- TASK TO COMPLETE
An exact reproduction of all entries is expected.
----- EXERCISE INPUT -----
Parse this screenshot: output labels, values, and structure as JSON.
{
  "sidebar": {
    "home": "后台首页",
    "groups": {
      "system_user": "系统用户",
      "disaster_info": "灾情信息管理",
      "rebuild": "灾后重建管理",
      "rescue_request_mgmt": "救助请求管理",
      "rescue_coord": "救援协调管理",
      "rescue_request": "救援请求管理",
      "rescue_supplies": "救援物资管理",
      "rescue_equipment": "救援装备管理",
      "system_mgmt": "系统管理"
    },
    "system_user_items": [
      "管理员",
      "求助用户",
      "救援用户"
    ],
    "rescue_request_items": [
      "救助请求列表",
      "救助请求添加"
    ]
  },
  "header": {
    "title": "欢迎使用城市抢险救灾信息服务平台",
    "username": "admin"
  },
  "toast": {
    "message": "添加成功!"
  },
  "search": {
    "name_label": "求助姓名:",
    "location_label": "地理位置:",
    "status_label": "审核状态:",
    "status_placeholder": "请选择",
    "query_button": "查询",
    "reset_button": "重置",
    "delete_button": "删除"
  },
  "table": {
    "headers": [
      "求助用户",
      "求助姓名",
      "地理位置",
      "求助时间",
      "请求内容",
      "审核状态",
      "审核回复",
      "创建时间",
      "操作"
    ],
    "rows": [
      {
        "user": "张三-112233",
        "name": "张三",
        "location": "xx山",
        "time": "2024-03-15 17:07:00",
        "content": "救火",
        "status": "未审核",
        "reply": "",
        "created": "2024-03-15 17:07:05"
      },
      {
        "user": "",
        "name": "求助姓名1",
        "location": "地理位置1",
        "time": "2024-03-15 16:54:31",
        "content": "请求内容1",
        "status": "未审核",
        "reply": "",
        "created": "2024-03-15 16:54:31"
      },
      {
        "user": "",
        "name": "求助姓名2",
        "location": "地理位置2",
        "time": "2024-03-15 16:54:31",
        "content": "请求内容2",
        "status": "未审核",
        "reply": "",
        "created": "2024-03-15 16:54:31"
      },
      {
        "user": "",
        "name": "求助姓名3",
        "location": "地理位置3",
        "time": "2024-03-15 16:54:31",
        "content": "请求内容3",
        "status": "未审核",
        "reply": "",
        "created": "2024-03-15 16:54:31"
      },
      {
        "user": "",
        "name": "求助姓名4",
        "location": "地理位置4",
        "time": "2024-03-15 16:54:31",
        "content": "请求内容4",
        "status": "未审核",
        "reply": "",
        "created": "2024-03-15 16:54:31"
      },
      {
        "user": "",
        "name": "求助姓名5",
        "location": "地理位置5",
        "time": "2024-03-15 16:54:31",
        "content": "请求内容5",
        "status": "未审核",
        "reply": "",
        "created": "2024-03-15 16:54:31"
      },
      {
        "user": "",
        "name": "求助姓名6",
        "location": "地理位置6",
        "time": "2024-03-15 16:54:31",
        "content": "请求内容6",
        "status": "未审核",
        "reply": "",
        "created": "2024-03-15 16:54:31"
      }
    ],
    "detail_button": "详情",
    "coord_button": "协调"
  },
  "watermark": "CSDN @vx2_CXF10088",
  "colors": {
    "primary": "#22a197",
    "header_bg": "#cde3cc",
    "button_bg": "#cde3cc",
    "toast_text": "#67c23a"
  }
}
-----
- SOLUTION
Parse this screenshot: output labels, values, and structure as JSON.
{
  "sidebar": {
    "home": "后台首页",
    "groups": {
      "system_user": "系统用户",
      "disaster_info": "灾情信息管理",
      "rebuild": "灾后重建管理",
      "rescue_request_mgmt": "救助请求管理",
      "rescue_coord": "救援协调管理",
      "rescue_request": "救援请求管理",
      "rescue_supplies": "救援物资管理",
      "rescue_equipment": "救援装备管理",
      "system_mgmt": "系统管理"
    },
    "system_user_items": [
      "管理员",
      "求助用户",
      "救援用户"
    ],
    "rescue_request_items": [
      "救助请求列表",
      "救助请求添加"
    ]
  },
  "header": {
    "title": "欢迎使用城市抢险救灾信息服务平台",
    "username": "admin"
  },
  "toast": {
    "message": "添加成功!"
  },
  "search": {
    "name_label": "求助姓名:",
    "location_label": "地理位置:",
    "status_label": "审核状态:",
    "status_placeholder": "请选择",
    "query_button": "查询",
    "reset_button": "重置",
    "delete_button": "删除"
  },
  "table": {
    "headers": [
      "求助用户",
      "求助姓名",
      "地理位置",
      "求助时间",
      "请求内容",
      "审核状态",
      "审核回复",
      "创建时间",
      "操作"
    ],
    "rows": [
      {
        "user": "张三-112233",
        "name": "张三",
        "location": "xx山",
        "time": "2024-03-15 17:07:00",
        "content": "救火",
        "status": "未审核",
        "reply": "",
        "created": "2024-03-15 17:07:05"
      },
      {
        "user": "",
        "name": "求助姓名1",
        "location": "地理位置1",
        "time": "2024-03-15 16:54:31",
        "content": "请求内容1",
        "status": "未审核",
        "reply": "",
        "created": "2024-03-15 16:54:31"
      },
      {
        "user": "",
        "name": "求助姓名2",
        "location": "地理位置2",
        "time": "2024-03-15 16:54:31",
        "content": "请求内容2",
        "status": "未审核",
        "reply": "",
        "created": "2024-03-15 16:54:31"
      },
      {
        "user": "",
        "name": "求助姓名3",
        "location": "地理位置3",
        "time": "2024-03-15 16:54:31",
        "content": "请求内容3",
        "status": "未审核",
        "reply": "",
        "created": "2024-03-15 16:54:31"
      },
      {
        "user": "",
        "name": "求助姓名4",
        "location": "地理位置4",
        "time": "2024-03-15 16:54:31",
        "content": "请求内容4",
        "status": "未审核",
        "reply": "",
        "created": "2024-03-15 16:54:31"
      },
      {
        "user": "",
        "name": "求助姓名5",
        "location": "地理位置5",
        "time": "2024-03-15 16:54:31",
        "content": "请求内容5",
        "status": "未审核",
        "reply": "",
        "created": "2024-03-15 16:54:31"
      },
      {
        "user": "",
        "name": "求助姓名6",
        "location": "地理位置6",
        "time": "2024-03-15 16:54:31",
        "content": "请求内容6",
        "status": "未审核",
        "reply": "",
        "created": "2024-03-15 16:54:31"
      }
    ],
    "detail_button": "详情",
    "coord_button": "协调"
  },
  "watermark": "CSDN @vx2_CXF10088",
  "colors": {
    "primary": "#22a197",
    "header_bg": "#cde3cc",
    "button_bg": "#cde3cc",
    "toast_text": "#67c23a"
  }
}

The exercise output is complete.